# Task directions
Search the entries below for the word "Ohio" and copy every line where it appears.

[Entries from a dataset of interfaces]
*** Begin section ***

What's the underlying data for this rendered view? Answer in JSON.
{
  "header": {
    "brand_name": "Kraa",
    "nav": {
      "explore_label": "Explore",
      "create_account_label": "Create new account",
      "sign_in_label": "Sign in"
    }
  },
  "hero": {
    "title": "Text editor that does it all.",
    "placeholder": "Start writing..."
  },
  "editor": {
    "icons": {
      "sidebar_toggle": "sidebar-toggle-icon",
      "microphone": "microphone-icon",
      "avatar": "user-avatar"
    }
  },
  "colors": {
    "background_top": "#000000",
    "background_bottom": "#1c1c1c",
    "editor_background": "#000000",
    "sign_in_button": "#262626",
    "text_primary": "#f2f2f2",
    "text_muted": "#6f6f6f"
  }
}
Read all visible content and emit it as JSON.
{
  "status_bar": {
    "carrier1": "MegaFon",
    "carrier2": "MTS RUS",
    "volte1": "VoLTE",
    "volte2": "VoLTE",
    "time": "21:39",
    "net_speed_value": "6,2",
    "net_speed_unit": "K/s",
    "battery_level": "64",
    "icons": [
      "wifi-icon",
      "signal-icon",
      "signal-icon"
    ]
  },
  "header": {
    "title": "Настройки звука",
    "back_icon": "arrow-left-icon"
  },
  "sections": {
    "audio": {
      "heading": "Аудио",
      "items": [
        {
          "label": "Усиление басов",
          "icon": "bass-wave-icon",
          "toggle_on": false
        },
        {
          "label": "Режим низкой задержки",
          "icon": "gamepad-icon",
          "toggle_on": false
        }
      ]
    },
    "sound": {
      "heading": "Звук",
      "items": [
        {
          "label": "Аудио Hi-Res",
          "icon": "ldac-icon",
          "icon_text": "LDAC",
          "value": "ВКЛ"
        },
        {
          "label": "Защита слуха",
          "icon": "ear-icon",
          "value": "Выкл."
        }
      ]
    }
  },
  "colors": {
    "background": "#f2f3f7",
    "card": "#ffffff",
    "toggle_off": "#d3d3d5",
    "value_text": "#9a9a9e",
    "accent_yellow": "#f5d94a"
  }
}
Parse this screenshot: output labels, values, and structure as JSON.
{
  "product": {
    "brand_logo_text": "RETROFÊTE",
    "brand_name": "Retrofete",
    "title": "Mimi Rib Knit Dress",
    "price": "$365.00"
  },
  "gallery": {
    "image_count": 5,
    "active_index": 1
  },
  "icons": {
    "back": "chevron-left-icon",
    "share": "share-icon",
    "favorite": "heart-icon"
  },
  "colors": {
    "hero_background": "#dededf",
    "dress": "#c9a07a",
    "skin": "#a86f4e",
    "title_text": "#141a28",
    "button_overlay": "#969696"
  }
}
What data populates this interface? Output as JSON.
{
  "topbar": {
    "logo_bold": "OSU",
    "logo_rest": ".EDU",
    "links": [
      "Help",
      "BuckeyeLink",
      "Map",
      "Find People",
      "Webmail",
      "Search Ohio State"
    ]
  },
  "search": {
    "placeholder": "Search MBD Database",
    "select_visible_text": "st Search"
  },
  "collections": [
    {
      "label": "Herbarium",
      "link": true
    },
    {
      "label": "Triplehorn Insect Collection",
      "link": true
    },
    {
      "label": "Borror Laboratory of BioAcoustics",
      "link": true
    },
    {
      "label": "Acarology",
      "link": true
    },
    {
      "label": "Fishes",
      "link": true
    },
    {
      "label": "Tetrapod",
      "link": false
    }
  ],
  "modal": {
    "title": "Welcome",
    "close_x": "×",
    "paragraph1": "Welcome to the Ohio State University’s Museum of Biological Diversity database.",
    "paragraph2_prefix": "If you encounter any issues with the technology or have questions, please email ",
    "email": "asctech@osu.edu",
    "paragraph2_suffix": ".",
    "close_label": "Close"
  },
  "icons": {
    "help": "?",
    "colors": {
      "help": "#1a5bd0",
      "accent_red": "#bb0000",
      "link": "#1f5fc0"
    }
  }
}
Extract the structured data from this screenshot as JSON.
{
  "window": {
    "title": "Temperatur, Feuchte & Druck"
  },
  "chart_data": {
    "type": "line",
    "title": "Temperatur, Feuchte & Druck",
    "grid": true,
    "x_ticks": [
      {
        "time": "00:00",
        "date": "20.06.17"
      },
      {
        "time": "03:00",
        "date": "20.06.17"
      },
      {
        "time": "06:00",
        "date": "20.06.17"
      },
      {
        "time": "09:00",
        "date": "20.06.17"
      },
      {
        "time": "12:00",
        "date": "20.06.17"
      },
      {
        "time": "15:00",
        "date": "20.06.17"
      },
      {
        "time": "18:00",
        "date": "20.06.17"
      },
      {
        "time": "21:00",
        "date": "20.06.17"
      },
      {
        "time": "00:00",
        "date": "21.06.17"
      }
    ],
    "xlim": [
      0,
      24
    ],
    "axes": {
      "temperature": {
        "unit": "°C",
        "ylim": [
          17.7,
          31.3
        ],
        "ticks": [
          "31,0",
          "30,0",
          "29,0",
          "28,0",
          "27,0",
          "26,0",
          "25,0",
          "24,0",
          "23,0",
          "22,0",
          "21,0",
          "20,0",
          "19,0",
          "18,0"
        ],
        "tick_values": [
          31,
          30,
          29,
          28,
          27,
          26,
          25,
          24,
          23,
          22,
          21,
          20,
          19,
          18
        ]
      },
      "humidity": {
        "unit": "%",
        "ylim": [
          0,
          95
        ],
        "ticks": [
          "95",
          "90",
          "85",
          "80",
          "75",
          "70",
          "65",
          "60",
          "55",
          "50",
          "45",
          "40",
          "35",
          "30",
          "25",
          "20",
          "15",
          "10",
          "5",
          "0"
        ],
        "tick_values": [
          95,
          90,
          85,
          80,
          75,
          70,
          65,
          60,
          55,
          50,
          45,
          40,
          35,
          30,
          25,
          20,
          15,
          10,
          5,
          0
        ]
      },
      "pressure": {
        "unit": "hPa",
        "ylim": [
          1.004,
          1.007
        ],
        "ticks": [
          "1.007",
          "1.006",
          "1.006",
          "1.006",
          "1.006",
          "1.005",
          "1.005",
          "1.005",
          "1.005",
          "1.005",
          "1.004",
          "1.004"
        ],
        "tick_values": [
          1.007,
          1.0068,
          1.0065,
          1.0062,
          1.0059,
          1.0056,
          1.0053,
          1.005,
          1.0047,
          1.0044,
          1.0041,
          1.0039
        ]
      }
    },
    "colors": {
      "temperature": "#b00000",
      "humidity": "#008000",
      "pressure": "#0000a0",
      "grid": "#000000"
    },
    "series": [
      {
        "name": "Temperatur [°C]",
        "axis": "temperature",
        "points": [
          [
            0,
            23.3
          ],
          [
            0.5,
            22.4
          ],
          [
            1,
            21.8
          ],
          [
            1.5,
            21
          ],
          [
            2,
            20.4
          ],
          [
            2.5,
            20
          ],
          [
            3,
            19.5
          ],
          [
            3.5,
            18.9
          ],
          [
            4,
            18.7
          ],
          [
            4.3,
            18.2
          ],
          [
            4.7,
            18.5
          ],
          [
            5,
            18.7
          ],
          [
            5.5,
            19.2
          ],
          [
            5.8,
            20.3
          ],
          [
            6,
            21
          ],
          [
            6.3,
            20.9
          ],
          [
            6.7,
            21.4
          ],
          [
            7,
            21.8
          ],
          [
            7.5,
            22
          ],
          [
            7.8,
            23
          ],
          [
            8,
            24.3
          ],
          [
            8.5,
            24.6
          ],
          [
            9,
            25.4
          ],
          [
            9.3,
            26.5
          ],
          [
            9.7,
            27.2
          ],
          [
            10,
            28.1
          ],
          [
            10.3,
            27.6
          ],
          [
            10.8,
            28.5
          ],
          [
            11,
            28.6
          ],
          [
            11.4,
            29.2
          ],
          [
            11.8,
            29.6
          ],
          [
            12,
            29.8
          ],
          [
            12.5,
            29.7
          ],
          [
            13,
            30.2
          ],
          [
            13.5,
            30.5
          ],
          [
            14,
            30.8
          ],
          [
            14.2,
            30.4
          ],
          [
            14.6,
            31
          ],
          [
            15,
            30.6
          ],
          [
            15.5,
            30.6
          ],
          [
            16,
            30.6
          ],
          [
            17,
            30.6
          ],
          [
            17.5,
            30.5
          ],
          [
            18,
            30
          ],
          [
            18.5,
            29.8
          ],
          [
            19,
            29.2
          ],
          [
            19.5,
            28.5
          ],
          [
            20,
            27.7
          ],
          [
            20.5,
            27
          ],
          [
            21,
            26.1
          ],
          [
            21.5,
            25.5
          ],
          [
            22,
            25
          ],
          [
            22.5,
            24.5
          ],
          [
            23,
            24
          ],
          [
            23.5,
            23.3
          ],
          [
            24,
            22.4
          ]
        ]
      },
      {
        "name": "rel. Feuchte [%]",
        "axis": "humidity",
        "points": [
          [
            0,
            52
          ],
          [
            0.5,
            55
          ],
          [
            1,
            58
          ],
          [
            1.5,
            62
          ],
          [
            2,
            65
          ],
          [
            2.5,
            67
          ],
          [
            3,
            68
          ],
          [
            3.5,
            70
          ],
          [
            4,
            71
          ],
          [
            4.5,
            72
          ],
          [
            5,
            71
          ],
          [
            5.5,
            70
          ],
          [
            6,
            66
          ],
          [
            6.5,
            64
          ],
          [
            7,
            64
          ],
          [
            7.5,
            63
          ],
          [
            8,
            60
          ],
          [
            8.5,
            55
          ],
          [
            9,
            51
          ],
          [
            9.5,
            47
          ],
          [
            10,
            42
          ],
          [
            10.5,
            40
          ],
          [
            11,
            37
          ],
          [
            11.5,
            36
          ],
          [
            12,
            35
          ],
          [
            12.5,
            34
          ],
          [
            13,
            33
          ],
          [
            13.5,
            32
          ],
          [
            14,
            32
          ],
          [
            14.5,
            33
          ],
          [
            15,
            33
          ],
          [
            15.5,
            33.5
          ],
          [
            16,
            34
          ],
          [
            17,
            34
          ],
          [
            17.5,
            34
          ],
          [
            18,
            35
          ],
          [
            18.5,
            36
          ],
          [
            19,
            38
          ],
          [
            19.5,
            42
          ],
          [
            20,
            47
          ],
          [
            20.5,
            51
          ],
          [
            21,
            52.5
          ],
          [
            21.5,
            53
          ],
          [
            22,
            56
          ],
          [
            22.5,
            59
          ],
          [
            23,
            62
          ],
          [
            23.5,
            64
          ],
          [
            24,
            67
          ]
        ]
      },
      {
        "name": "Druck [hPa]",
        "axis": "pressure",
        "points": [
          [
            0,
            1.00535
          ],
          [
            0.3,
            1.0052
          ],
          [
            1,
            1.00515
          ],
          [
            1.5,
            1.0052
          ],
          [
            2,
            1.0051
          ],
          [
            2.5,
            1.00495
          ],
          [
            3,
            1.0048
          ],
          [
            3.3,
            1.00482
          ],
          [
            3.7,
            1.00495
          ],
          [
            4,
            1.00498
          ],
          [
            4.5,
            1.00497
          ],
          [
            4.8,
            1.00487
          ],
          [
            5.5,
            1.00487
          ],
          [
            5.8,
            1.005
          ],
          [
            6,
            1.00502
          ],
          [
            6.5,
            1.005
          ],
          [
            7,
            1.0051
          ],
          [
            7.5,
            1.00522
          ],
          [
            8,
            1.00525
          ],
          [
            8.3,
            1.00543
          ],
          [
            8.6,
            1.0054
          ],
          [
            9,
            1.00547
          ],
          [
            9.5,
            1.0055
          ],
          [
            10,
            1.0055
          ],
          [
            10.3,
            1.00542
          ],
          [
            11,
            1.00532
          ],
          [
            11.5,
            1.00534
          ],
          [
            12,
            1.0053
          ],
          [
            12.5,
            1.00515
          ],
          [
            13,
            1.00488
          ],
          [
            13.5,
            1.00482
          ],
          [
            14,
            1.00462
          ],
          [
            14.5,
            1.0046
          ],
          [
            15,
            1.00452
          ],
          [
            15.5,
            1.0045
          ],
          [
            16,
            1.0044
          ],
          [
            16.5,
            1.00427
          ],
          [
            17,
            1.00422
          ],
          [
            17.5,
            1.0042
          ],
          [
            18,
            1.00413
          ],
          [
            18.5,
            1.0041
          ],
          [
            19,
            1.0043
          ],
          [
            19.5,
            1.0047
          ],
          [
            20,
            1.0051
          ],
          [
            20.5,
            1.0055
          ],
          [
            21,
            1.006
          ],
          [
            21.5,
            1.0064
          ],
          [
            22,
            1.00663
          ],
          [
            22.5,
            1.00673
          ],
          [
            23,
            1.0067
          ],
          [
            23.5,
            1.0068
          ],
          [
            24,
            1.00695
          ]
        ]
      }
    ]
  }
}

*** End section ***

# Answer to this task
      "Search Ohio State"
    "paragraph1": "Welcome to the Ohio State University’s Museum of Biological Diversity database.",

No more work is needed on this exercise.